I am determined to keep holding my stack and keep living. My stack will keep growing while I enjoy life with my family, with one eye on the good life, but the other on real economic indicators.
I hate this waiting game, but we are stuck with it. And as long as the media and its masters keep the rhetorical vision alive, print money to paper over all the problems
- Live. Love. Laugh.
- Enjoy life and be ready for change.
- Stay at your post
- Stack ‘n prep
And while we do these things, our own rhetorical vision of increasing metals prices, someday, will continue to bring that future near to us, inspiring us to act with steadfast strong hands. So I’ll contribute to that vision by citing Bill Murphy:
“But, more importantly, for those who read this, it is also leading to an extraordinary investment opportunity … that being an explosion in the gold and silver markets. Because of The Gold Cartel, their prices have been forced down to artificially low levels. If the price of gold had just kept up with inflation, that price would be at least DOUBLE what it is today. The price of silver reached $50 thirty four years ago, and just about that a little over three years ago. It won’t be too long before that level is taken out with $100 an ounce as the next target.”
Even as I read this, I am getting weary of our old rhetorical vision. That all sounds nice, but I stack out of a need for survival. And I have noticed that my friends are more open to conversations about holding onto their hard earned wealth than ever before.
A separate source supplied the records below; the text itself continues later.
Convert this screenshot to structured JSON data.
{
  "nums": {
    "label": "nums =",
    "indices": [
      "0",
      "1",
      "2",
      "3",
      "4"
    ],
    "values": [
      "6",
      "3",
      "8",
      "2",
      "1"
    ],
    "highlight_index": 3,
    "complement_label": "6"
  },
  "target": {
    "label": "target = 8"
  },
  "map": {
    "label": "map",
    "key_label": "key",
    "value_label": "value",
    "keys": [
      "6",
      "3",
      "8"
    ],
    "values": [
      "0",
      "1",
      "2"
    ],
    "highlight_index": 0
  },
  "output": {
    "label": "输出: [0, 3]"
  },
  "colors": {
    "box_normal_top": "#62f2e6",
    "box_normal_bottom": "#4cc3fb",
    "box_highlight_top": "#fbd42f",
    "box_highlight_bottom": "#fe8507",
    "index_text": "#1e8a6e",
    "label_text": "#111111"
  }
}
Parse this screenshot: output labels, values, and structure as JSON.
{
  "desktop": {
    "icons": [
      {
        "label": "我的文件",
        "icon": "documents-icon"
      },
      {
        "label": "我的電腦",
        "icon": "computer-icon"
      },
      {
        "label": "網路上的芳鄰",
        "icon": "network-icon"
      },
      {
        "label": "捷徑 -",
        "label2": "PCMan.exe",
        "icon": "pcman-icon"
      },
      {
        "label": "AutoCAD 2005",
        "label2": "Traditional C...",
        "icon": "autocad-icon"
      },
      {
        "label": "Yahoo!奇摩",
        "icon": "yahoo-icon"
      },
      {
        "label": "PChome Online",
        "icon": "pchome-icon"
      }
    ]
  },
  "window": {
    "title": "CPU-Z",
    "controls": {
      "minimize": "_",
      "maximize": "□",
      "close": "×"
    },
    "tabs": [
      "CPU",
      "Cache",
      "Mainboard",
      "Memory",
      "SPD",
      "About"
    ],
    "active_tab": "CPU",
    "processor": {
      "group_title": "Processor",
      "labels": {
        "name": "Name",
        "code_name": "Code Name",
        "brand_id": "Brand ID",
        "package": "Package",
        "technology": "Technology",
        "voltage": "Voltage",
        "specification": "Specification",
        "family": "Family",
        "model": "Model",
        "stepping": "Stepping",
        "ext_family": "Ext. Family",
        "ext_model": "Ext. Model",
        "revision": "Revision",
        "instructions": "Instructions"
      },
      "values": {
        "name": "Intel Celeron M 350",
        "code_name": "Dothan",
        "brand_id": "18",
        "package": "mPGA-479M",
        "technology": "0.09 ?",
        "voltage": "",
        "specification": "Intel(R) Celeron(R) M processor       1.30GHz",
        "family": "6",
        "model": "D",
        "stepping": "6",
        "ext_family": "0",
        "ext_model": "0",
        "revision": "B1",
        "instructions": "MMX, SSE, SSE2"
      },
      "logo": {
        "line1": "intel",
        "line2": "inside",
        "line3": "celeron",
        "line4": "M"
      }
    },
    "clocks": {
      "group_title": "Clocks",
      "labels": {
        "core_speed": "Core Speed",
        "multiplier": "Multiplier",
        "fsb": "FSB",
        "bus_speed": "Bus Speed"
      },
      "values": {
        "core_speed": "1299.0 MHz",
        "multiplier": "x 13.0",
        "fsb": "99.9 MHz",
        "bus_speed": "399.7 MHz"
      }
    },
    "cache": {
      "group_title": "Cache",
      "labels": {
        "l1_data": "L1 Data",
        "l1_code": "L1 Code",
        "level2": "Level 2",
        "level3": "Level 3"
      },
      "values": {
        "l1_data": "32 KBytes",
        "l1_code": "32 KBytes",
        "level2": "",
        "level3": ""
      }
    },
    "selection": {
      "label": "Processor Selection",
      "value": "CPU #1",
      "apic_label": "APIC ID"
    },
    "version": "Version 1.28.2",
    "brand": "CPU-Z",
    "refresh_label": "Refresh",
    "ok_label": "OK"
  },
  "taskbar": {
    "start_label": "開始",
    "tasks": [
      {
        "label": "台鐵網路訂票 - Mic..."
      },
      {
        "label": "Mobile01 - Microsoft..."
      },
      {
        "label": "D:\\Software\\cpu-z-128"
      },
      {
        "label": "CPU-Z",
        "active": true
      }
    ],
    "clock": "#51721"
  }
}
I strive for a meeting of the minds with them, knowing I cannot move them to where I am all at once. They need to make that decision on their own. But perhaps that is the rhetorical vision we should build instead of “silver to the moon.”